BANDON, Ore.—Put together 264 golfers of closely matched skill sets. Have them play 36 holes to whittle the collection to just 64. Both the odds and logic say you’re going to get a bunch of them trying to squeeze through a bottleneck to safety. It’s the beauty of the USGA’s format for the U.S. Amateur, creating more drama for those on the bubble than the contenders for medal-play honors.
It can also be a royal pain, especially when there are too many stubborn golfers who won’t go away. For Wednesday morning, it will look like a charge to the hills for the Gold Rush up here when 18 men, having tied at two over par, take to the 10th tee of the Bandon Dunes course to battle for a mere three spots in the match play that begins later in the day. The proceedings go off at 7:15 a.m. PT, when the sun is bright and the breeze soft on the Oregon coast.
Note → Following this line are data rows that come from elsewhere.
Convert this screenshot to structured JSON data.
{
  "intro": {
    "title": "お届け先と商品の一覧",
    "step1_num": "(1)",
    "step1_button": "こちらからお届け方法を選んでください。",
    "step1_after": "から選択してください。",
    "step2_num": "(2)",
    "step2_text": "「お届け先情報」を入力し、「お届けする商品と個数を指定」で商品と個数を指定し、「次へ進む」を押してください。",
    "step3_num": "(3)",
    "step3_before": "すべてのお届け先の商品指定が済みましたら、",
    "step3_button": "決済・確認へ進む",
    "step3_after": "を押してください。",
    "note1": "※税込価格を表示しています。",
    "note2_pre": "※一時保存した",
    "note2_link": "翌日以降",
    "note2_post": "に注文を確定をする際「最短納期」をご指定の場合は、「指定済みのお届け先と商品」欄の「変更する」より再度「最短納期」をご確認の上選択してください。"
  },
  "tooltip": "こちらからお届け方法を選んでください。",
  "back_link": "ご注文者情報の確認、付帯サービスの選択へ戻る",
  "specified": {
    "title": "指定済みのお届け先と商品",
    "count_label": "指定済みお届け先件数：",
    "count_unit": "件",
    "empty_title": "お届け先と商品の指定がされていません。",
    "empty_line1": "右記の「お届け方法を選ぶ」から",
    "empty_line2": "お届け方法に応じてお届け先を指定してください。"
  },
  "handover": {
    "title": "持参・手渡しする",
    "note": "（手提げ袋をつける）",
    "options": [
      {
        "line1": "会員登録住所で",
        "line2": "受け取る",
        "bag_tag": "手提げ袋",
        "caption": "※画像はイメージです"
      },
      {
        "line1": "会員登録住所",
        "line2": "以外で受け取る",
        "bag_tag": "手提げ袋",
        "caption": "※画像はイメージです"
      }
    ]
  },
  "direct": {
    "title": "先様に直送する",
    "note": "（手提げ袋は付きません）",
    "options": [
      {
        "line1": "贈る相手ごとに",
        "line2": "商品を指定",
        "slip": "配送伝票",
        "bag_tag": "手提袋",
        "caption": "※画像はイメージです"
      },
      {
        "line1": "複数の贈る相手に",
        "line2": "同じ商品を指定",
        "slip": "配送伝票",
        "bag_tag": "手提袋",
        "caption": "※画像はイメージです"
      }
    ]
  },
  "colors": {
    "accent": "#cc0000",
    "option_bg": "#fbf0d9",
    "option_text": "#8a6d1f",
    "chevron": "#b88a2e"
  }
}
Eighteen people—one for each hole if they went out in singles in a shotgun start—seems particularly wild and complicated to manage, but the USGA has been doing this a long time and has seen far bigger traffic jams. In fact, 18 gets kind of an indifferent shrug. The record is 33 playoff contenders for 10 places in 1988 at Virginia Hot Springs. On four other occasions there have been at least 25 contestants, and it could be argued that the most sinister playoff came at Pinehurst just last year, when 27 poor souls were scratching for three spots—a nearly four-hour ordeal well documented by Golf Digest.
The current stampede at Bandon promises tales of elation and woe. There is that already, with four hopefuls having bogeyed their final hole Tuesday on either Bandon Dunes or Bandon Trails. If just three of them make par, we’re not in this playoff predicament.
If there’s someone who needs a thought-wave uplifting it’s Alex Schaake, a University of Iowa product who birdied the 16th hole at Bandon Trails and was cruising inside the bubble, only to triple bogey the par-3 17th and bogey the 18th to shoot 76 after opening with a 69.
On the flip side, seven players clutched up and birdied their final holes. The best run went to Mississippi State senior Garrett Johnson, who negated a birdie at 16 with a bogey at 17, only to bounce back with a birdie at 18. Aaron Du, who is headed for Cal to play golf, had a wild finish, going triple bogey, birdie, birdie, bogey, birdie.